Ms Valeria Betancourt (Association for Progressive Communications [APC]), moderated the session. The session aimed to discuss specific policy and regulatory recommendations and suggestions oriented to establish enabling environments for community networks.
Mr Sebastián Bellagamba (Internet Society [ISOC]) said that they are working on the sustainable development goals [SDGs], as the agreement, which says that everyone need to be connected. He added that connecting should happen as quickly as possible since the digital divide is getting wider. He underlined community networks as one of the available solutions. In relation to community networks he noted:
- commitment and engagement by the community which agreed on the need to be connected. Sustainability of the process of connecting is important.
- apart from governments, private sector needs to be involved in the process otherwise there is no connection
- regulatory enabling environment, because licence to operate is a must.
- it is important to create capacities which, for eg. APC is doing very well.
Ms Karla Velasco (REDES) said that in Mexico there is a lack of quality and knowledge on networks maintenance. Infrastructure was put in place but no one knew how to use it. They have organised a six-months long workshop in Mexico for indigenous communities which resulted with people changing connection from satellite to broadband. There is an open application for indigenous people in collaboration with ITU, workshop will be online. When it comes to universal access funds she spoke about two different cases in Canada. In the first case government used universal access funds, around 60 million Canadian dollars, to provide fibre to communities in need through national telephone company, but did not manage to successfully connect their community.
The second case, involved the ‘Connect Canada’ program where Canadians can directly access to fund to connect themselves, and are actually solving many challenges.
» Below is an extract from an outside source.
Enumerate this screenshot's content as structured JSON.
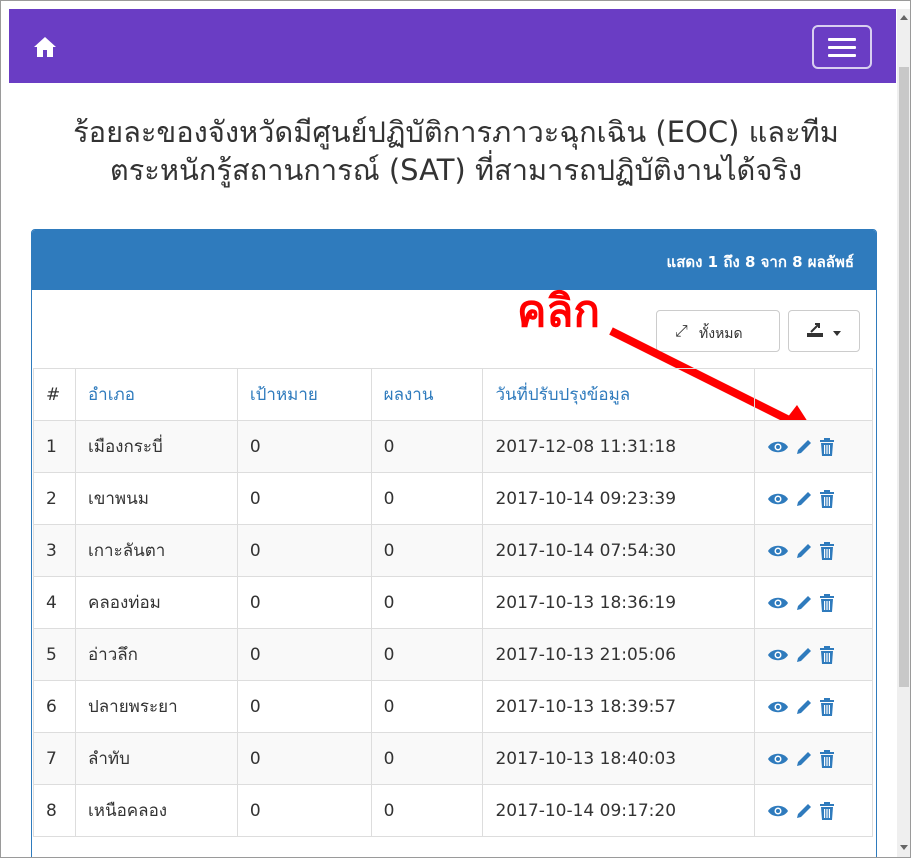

She noted important preconditions for connecting communities:
- governments to open data and provide information for more successful connection of community;
- simple access to licences;
- access to funds and resources.
She said that capacity building and research are very important, and has named APC’s GISWATCH as an important point of reference when it comes to the content.
Ms Sofie Maddens (Head of the regulatory and market environment, ITU) began her speech by saying that it is ‘politically underwritten’ the importance of connecting the other half’. She agreed with the previous speakers about resolving existing challenges with innovative approaches in terms of partnerships, legal and regulatory frameworks. She disagreed with Bellagamba about community networks having to be licensed, because unlicensed doesn’t mean unregulated. She said that small companies do not have time and resources to go through heavy licensing procedures. She flagged important things about policy frameworks:
- Vision is important and governments need strategies on who and how they want to connect;
- Review policy and regulatory frameworks (licencing, application, clarification, categorisation, fees and other obligations).
Maddens said that they call upon policy makers and regulators for affordable, wide-spread available, and accessible through transparent, stable, predictable, non-discriminatory enabling policies and legal and regulatory environment. They are working on data and research analysis, knowledge exchange platforms, technical assistance, and events and dialogues. They are launching the ‘Last mile’ project with guidelines, solutions, and toolkit as key components, in order to increase access to broadband, last mile interconnection of networks, reduce cost of access, increase development of digital skills, and development of digital solutions and applications. She invited for close collaboration of all stakeholders.
Ms Lilian Chamorro (Colnodo, Columbia) joined the session remotely. She underlined legal and financial burdens and challenges in relation to the practical deployment and maintenance of the network. Despite the challenges, their community worked together on finding solutions for connecting. They have managed to activate local economy as well as to improve quality of life to some extent.
By Aida Mahmutović